* UK inflation falls to 4.2 pct from 4.8 pct, sharpest drop since Apr 2009
* Lower inflation key for more Bank of England policy easing
* Policymakers hope for consumption boost from lower prices
By Sven Egenter and David Milliken
LONDON, Jan 17 (Reuters) - British inflation fell sharply in December as fuel prices dropped and retailers lured customers with hefty discounts for clothes, providing cash-strapped households with some relief and the Bank of England with more leeway to ease policy further.
Policymakers are banking heavily on a steep fall in inflation to ease the squeeze on Britons’ budgets, allowing them to step up spending this year and support an economy that is on the verge of recession due to the euro zone debt crisis.
Consumer price inflation fell to 4.2 percent in December from 4.8 percent in November, the Office for National Statistics said on Tuesday, showing the decline in inflation from its three-year peak of 5.2 percent in September is gathering pace.

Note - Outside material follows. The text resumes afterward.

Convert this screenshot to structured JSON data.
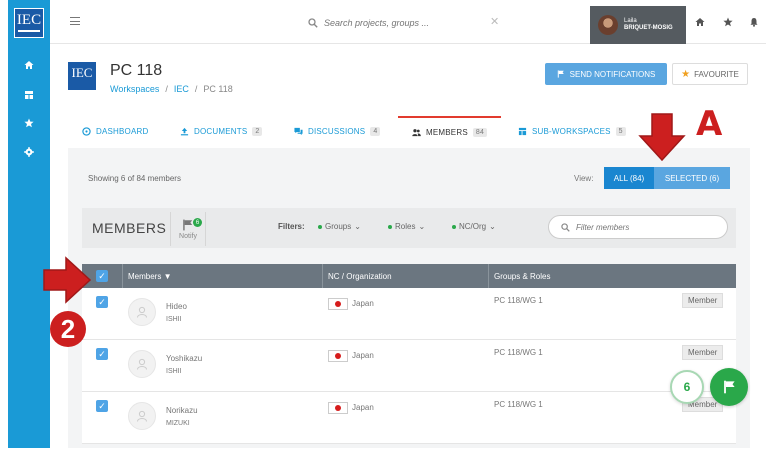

It was the sharpest drop in the annual rate since April 2009, when the economy was deep in recession.
“We expect inflation to be back at the 2 percent target by this autumn, and - while we’re not convinced that it will fall back as far as the Bank of England forecasts - there should still be plenty of room to loosen monetary policy further in 2012,” said Ernst & Young Item Club economist Nida Ali.

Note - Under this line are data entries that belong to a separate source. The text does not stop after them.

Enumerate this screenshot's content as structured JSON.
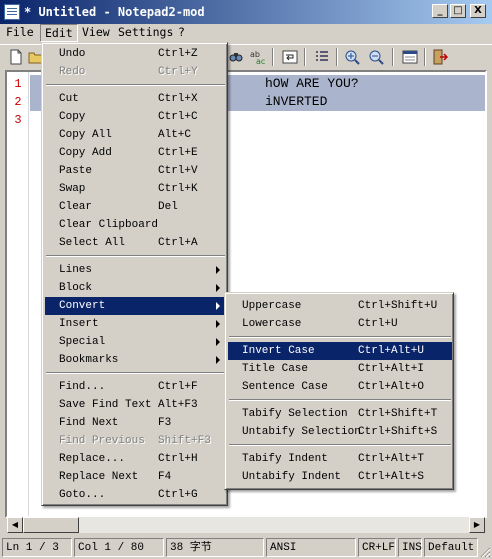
{
  "window": {
    "title": "* Untitled - Notepad2-mod",
    "buttons": [
      "_",
      "□",
      "X"
    ]
  },
  "menubar": [
    "File",
    "Edit",
    "View",
    "Settings",
    "?"
  ],
  "editor": {
    "line_numbers": [
      "1",
      "2",
      "3"
    ],
    "lines": [
      "hOW ARE YOU?",
      "iNVERTED",
      ""
    ]
  },
  "edit_menu": {
    "items": [
      {
        "label": "Undo",
        "shortcut": "Ctrl+Z",
        "disabled": false
      },
      {
        "label": "Redo",
        "shortcut": "Ctrl+Y",
        "disabled": true
      },
      {
        "label": "Cut",
        "shortcut": "Ctrl+X",
        "disabled": false
      },
      {
        "label": "Copy",
        "shortcut": "Ctrl+C",
        "disabled": false
      },
      {
        "label": "Copy All",
        "shortcut": "Alt+C",
        "disabled": false
      },
      {
        "label": "Copy Add",
        "shortcut": "Ctrl+E",
        "disabled": false
      },
      {
        "label": "Paste",
        "shortcut": "Ctrl+V",
        "disabled": false
      },
      {
        "label": "Swap",
        "shortcut": "Ctrl+K",
        "disabled": false
      },
      {
        "label": "Clear",
        "shortcut": "Del",
        "disabled": false
      },
      {
        "label": "Clear Clipboard",
        "shortcut": "",
        "disabled": false
      },
      {
        "label": "Select All",
        "shortcut": "Ctrl+A",
        "disabled": false
      },
      {
        "label": "Lines",
        "shortcut": "",
        "disabled": false
      },
      {
        "label": "Block",
        "shortcut": "",
        "disabled": false
      },
      {
        "label": "Convert",
        "shortcut": "",
        "disabled": false
      },
      {
        "label": "Insert",
        "shortcut": "",
        "disabled": false
      },
      {
        "label": "Special",
        "shortcut": "",
        "disabled": false
      },
      {
        "label": "Bookmarks",
        "shortcut": "",
        "disabled": false
      },
      {
        "label": "Find...",
        "shortcut": "Ctrl+F",
        "disabled": false
      },
      {
        "label": "Save Find Text",
        "shortcut": "Alt+F3",
        "disabled": false
      },
      {
        "label": "Find Next",
        "shortcut": "F3",
        "disabled": false
      },
      {
        "label": "Find Previous",
        "shortcut": "Shift+F3",
        "disabled": true
      },
      {
        "label": "Replace...",
        "shortcut": "Ctrl+H",
        "disabled": false
      },
      {
        "label": "Replace Next",
        "shortcut": "F4",
        "disabled": false
      },
      {
        "label": "Goto...",
        "shortcut": "Ctrl+G",
        "disabled": false
      }
    ]
  },
  "convert_menu": {
    "items": [
      {
        "label": "Uppercase",
        "shortcut": "Ctrl+Shift+U"
      },
      {
        "label": "Lowercase",
        "shortcut": "Ctrl+U"
      },
      {
        "label": "Invert Case",
        "shortcut": "Ctrl+Alt+U"
      },
      {
        "label": "Title Case",
        "shortcut": "Ctrl+Alt+I"
      },
      {
        "label": "Sentence Case",
        "shortcut": "Ctrl+Alt+O"
      },
      {
        "label": "Tabify Selection",
        "shortcut": "Ctrl+Shift+T"
      },
      {
        "label": "Untabify Selection",
        "shortcut": "Ctrl+Shift+S"
      },
      {
        "label": "Tabify Indent",
        "shortcut": "Ctrl+Alt+T"
      },
      {
        "label": "Untabify Indent",
        "shortcut": "Ctrl+Alt+S"
      }
    ]
  },
  "statusbar": {
    "position": "Ln 1 / 3",
    "column": "Col 1 / 80",
    "size": "38 字节",
    "encoding": "ANSI",
    "line_endings": "CR+LF",
    "mode": "INS",
    "scheme": "Default"
  },
  "colors": {
    "titlebar": "#0a246a",
    "menu_highlight": "#0a246a",
    "line_numbers": "#cc0000",
    "selection": "#aab4cc"
  },
  "icons": [
    "notepad-app-icon",
    "new-file-icon",
    "open-file-icon",
    "find-icon",
    "spellcheck-icon",
    "word-wrap-icon",
    "line-numbers-icon",
    "zoom-in-icon",
    "zoom-out-icon",
    "settings-icon",
    "exit-icon"
  ]
}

“This will also provide some welcome respite for hard-pressed families who have struggled with falling real wages for much of the past five years,” Ali said.

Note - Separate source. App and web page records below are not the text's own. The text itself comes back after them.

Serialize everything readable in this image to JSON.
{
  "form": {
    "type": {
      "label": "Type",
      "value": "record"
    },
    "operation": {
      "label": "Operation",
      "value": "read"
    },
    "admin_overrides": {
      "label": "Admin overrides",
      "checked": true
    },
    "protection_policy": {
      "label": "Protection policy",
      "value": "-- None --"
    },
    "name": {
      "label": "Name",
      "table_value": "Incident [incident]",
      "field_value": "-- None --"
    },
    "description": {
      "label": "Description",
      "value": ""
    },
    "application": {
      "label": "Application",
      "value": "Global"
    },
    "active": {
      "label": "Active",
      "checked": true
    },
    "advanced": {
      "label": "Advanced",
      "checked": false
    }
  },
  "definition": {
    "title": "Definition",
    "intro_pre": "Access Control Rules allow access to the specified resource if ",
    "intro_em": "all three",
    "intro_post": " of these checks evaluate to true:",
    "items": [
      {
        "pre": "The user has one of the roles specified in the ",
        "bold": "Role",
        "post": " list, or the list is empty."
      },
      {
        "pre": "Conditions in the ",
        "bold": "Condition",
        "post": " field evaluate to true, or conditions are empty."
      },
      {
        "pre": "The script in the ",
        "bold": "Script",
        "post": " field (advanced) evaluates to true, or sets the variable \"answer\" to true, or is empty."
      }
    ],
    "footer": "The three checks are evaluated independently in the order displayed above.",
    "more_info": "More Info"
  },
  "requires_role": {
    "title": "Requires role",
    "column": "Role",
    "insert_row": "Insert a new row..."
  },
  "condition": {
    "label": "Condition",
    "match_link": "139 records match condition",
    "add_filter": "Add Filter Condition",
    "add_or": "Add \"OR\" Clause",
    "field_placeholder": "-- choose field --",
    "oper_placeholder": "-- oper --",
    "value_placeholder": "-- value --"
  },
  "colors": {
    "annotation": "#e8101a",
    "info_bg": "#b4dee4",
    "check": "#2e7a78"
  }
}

Inflation is still well above the BoE’s 2 percent target, but the central bank forecasts that it will be below this by the end of 2012, as economic weakness weighs on prices and the effect of 2011’s rises in sales tax and energy prices fade.
Clear evidence of falling inflation is a precondition for several members of the BoE’s Monetary Policy Committee to back more quantitative easing, where the central bank buys assets such as government bonds to pump extra money into the economy. Most economists expect this to be announced in February.
Finance minister George Osborne said last week that falling prices gave some reason for optimism, though he acknowledged the challenging times.
Britain’s economic recovery has stalled and unemployment looks set to rise further. Britain’s biggest food group Premier Foods said on Tuesday it planned to slash 600 UK jobs in the face of weak consumer demand.
Unions called for higher wage settlements to put money in people’s pockets. “With wage settlements trailing at around two percent, people are still getting poorer in real terms, and living standards are still being squeezed,” TUC General Secretary Brendan Barber said in a statement.
The ONS said clothes shops in particular started discounting before Christmas - unlike in 2010 when some raised prices in anticipation of a January 2011 rise in sales tax - in a sign of how tough the economic climate is for the retail sector.
On Tuesday, Europe’s No. 2 electrical goods retailer Dixons said sales dropped 5 percent in the 12 weeks to Jan. 7 - though it added that rivals which discounted heavily did worse.
The ONS said upward pressures from energy prices eased, taking the rate of inflation for transport to its lowest in more than a year. Fuel prices fell 0.6 percent on the month.
These trends are likely to persist. Major utilities announced price cuts of about 5 percent to their gas and electricity prices, while Britain’s biggest retailer Tesco warned investors to expect flat profits as it reduces prices.
Moreover, producer prices fell for the first time in 1-1/2 years in December and business surveys point to fading cost pressures.
Nonetheless, it will take months for economists to be sure that inflation will fall back to the central bank’s target, with a clear decline in underlying inflation still to materialise.
“We find it difficult to argue that this outcome is consistent with inflation falling materially below target,” said Nomura economist Philip Rush. “Nevertheless, the MPC will probably take comfort from the decline in the headline rate and use it to support its ongoing dovish response.”